I would like every line of the records below that contains the word "this" copied.

Excerpts from an interface dataset:
· · · · ·

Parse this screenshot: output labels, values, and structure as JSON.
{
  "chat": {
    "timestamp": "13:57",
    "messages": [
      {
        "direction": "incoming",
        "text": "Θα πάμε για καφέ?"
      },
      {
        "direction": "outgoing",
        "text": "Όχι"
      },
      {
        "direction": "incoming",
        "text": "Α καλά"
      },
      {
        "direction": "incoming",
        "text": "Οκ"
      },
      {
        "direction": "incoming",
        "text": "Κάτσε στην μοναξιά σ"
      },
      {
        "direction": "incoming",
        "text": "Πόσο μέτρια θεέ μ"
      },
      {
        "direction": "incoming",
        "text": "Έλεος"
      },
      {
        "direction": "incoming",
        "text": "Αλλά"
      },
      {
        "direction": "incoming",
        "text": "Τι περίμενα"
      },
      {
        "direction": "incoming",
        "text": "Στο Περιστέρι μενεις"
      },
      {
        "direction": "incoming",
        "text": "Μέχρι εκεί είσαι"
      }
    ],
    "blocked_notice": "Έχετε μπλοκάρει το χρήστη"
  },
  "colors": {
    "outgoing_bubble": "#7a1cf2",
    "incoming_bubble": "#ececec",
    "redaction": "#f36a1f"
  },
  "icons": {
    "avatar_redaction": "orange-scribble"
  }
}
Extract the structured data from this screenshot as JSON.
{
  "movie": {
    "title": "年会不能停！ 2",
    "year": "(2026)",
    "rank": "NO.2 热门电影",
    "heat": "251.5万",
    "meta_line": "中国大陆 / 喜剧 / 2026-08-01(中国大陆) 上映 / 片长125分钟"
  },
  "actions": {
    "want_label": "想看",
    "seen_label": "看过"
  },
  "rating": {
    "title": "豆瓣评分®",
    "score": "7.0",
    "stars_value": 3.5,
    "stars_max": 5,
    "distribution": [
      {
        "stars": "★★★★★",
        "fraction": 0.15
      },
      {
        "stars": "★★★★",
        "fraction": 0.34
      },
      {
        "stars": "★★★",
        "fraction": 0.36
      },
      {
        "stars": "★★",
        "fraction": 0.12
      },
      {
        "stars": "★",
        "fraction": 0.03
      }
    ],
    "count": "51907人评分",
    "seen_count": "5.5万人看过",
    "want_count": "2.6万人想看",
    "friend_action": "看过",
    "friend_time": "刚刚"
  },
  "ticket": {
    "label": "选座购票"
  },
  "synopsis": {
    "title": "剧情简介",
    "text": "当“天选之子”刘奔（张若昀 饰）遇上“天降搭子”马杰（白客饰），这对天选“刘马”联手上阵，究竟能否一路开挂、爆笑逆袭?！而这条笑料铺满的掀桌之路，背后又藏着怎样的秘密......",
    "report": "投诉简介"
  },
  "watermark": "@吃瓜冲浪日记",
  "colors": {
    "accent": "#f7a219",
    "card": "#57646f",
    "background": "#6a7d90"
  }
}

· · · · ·

Exercise answer —
Parse this screenshot: output labels, values, and structure as JSON.
Extract the structured data from this screenshot as JSON.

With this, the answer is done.